Page and application data records
● ● ● ● ● ● ●

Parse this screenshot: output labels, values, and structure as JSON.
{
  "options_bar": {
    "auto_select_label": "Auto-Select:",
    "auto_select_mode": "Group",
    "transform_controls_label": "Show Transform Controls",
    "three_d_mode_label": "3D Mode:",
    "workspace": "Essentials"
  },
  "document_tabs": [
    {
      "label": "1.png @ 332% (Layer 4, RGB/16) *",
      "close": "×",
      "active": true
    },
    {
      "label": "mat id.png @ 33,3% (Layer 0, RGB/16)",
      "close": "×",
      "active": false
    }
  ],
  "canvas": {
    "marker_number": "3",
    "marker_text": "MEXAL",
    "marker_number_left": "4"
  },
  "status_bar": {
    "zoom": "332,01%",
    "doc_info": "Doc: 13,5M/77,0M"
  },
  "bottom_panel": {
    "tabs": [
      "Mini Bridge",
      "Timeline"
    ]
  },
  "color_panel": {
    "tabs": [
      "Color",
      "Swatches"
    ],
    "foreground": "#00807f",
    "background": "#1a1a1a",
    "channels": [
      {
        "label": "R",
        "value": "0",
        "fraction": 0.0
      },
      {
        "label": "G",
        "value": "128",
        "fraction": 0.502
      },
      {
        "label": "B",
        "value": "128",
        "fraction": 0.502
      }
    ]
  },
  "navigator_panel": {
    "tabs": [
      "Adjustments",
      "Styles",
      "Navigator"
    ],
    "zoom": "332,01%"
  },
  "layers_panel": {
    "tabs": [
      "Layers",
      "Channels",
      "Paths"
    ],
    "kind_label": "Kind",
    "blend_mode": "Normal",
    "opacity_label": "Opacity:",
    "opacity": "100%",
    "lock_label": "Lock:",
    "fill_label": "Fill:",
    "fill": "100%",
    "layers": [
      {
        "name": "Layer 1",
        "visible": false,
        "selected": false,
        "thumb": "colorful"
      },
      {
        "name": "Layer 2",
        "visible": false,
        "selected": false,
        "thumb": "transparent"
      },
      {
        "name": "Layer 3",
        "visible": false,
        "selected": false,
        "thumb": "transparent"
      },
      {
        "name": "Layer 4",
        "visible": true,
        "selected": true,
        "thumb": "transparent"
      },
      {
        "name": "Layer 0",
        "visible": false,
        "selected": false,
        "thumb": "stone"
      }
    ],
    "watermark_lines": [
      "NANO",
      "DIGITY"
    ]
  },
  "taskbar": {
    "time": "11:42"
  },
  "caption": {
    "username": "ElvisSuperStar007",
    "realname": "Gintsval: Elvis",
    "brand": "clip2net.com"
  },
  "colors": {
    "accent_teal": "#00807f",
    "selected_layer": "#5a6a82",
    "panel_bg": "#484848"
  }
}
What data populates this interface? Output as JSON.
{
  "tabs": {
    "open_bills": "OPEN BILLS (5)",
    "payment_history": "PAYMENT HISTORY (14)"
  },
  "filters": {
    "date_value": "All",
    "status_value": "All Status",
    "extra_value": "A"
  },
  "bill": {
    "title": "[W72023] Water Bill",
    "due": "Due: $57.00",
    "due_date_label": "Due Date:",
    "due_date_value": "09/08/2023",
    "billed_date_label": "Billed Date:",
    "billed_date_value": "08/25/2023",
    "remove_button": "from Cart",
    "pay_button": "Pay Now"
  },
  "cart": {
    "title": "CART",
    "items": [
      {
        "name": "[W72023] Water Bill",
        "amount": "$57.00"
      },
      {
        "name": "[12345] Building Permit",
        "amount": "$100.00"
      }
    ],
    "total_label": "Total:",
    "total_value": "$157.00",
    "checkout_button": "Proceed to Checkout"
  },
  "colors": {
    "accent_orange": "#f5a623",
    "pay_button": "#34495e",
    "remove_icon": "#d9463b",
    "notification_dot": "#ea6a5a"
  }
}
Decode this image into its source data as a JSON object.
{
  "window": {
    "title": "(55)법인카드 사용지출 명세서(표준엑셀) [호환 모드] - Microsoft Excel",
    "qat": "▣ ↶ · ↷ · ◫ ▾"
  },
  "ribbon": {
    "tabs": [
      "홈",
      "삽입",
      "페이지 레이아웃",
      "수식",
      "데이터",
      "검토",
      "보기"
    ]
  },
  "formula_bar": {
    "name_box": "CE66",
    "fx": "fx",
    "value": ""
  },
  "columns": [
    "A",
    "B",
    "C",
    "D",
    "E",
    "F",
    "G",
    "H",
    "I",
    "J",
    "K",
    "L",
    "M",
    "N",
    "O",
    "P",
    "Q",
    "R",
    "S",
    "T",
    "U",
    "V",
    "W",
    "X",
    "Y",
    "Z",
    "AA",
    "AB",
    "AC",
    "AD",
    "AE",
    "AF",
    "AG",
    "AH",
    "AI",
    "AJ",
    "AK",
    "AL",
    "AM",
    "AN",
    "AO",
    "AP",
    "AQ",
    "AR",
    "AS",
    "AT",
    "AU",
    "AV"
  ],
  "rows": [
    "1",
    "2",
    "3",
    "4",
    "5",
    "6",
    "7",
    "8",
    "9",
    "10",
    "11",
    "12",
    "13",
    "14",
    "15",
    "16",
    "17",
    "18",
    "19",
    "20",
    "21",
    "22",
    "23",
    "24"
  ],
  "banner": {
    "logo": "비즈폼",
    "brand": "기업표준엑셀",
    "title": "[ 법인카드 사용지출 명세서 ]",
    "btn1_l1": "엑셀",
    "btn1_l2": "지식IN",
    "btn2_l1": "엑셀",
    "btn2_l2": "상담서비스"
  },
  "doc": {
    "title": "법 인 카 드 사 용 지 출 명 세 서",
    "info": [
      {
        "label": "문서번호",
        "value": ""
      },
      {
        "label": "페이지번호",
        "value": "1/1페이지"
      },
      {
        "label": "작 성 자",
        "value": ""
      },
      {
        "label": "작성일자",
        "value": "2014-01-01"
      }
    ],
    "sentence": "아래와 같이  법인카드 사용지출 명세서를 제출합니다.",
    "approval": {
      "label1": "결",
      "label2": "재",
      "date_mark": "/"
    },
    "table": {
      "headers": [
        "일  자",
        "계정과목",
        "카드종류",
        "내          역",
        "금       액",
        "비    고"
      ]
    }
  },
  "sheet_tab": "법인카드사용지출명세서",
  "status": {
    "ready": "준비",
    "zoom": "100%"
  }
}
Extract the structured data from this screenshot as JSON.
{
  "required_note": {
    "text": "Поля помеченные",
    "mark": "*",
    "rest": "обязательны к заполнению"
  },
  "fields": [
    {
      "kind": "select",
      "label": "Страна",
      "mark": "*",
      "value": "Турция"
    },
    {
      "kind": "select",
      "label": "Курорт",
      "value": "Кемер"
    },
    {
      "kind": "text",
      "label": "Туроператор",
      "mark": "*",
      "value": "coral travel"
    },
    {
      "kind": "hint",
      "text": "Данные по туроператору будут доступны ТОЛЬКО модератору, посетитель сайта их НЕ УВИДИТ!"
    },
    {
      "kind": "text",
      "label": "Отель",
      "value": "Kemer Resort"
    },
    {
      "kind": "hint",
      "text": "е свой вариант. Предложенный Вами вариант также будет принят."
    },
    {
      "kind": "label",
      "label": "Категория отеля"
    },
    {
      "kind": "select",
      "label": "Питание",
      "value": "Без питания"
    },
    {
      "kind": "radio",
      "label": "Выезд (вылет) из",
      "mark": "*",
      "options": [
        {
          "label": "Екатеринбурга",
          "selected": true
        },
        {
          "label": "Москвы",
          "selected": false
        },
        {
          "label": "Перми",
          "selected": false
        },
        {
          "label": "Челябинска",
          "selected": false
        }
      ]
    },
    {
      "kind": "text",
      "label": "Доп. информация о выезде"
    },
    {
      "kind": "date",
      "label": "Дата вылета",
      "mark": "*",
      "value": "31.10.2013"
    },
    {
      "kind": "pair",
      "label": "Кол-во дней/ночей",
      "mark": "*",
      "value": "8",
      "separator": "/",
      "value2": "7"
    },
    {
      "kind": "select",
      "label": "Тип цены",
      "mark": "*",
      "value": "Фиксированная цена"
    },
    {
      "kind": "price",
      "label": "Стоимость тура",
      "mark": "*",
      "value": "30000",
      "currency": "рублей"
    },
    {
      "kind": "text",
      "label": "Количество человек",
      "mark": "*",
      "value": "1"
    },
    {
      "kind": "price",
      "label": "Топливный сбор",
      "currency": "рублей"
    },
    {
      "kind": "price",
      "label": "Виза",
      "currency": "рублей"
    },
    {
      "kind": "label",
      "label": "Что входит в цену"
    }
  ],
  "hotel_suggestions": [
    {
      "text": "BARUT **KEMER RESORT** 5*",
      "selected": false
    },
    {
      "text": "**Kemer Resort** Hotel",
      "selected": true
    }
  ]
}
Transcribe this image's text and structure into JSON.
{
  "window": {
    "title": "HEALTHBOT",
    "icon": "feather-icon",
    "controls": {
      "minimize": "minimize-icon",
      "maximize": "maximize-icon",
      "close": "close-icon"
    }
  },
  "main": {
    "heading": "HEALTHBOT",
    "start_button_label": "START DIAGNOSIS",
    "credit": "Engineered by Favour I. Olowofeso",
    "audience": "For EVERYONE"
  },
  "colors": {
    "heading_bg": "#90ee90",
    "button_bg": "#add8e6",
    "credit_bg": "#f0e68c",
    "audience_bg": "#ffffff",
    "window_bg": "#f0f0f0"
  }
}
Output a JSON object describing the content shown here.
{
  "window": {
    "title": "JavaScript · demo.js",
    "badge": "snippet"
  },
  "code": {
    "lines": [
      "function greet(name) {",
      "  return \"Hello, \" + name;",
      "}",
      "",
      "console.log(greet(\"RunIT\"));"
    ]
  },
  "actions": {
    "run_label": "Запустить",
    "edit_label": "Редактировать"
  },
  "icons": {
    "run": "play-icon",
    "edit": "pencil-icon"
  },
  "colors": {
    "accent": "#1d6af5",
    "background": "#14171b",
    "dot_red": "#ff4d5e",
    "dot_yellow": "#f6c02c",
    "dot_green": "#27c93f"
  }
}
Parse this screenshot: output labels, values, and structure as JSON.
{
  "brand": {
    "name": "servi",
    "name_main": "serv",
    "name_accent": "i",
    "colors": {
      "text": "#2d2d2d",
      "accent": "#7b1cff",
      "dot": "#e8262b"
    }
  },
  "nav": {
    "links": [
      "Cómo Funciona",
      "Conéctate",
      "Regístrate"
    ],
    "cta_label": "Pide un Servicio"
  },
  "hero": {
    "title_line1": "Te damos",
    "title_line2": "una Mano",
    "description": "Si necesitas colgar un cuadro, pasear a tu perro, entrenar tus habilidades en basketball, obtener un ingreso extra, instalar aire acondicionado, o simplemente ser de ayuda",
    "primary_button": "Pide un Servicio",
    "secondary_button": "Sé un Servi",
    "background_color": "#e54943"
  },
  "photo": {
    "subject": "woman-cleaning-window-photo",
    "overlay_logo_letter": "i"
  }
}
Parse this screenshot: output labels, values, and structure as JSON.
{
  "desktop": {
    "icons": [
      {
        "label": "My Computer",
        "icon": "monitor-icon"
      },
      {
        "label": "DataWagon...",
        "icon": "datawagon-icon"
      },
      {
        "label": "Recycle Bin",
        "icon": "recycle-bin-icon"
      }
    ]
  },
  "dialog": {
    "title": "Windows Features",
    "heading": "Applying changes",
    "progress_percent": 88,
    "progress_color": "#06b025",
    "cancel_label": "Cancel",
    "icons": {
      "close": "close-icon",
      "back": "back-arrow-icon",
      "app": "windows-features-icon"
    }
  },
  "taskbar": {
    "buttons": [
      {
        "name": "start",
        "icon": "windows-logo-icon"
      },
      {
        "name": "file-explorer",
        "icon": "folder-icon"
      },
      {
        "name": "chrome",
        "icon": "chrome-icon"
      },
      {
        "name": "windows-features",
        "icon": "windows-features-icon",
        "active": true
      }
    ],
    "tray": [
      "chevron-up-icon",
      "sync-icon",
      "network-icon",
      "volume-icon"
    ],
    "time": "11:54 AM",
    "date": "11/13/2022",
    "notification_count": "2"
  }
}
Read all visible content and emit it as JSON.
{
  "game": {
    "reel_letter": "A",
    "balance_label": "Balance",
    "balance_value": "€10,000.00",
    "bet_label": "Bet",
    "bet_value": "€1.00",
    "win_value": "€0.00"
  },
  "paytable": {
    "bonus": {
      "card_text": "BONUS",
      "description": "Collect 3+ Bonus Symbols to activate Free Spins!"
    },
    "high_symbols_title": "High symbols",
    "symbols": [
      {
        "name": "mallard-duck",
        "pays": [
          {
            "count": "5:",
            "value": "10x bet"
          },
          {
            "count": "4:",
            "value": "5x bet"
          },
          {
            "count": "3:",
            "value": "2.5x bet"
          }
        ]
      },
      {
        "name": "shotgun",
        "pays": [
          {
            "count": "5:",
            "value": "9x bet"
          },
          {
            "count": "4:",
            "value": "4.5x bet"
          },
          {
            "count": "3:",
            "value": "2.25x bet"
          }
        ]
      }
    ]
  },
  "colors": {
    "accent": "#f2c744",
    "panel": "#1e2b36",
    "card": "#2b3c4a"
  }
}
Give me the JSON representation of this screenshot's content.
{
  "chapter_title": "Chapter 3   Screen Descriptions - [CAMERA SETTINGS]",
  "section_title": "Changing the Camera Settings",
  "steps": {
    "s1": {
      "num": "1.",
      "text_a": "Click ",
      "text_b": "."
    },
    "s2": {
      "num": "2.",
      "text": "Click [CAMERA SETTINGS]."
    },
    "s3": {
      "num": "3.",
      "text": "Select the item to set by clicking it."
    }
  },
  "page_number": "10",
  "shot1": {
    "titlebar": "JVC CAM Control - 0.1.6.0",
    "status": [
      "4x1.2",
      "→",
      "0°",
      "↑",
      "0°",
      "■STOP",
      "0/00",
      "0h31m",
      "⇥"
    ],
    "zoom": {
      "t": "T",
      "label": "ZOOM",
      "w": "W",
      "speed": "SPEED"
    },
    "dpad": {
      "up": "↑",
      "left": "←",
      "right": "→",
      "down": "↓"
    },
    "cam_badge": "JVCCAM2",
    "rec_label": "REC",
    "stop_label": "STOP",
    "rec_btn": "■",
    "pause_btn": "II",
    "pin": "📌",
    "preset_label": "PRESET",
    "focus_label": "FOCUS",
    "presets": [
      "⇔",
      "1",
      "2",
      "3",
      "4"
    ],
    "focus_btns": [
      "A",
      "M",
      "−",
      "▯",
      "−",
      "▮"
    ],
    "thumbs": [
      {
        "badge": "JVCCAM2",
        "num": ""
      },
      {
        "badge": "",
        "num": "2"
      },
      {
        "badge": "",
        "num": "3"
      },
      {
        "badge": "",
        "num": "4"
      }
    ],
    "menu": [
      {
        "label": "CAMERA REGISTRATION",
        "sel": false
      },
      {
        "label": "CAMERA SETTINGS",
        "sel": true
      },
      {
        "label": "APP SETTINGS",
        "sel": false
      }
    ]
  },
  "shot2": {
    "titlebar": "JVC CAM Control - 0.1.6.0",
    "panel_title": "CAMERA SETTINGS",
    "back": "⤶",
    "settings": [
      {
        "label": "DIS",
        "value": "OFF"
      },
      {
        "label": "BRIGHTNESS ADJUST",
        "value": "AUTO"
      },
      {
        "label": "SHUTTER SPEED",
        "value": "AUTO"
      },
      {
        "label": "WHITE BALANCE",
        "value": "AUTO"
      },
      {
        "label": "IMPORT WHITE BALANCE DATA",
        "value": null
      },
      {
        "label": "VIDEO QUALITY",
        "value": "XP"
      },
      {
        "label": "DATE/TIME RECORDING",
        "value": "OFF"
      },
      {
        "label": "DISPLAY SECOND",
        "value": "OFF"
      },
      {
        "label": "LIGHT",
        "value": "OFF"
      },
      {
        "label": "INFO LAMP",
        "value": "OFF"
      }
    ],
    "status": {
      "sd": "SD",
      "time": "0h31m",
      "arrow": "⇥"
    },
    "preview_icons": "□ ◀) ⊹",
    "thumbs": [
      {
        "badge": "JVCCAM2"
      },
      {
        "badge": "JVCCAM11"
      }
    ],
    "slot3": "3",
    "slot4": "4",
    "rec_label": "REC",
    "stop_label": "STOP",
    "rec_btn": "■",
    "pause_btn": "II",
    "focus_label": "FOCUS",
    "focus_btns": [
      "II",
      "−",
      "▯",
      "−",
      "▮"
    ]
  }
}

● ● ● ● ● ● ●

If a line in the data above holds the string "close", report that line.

      "close": "×",
      "close": "×",
      "close": "close-icon"
      "close": "close-icon",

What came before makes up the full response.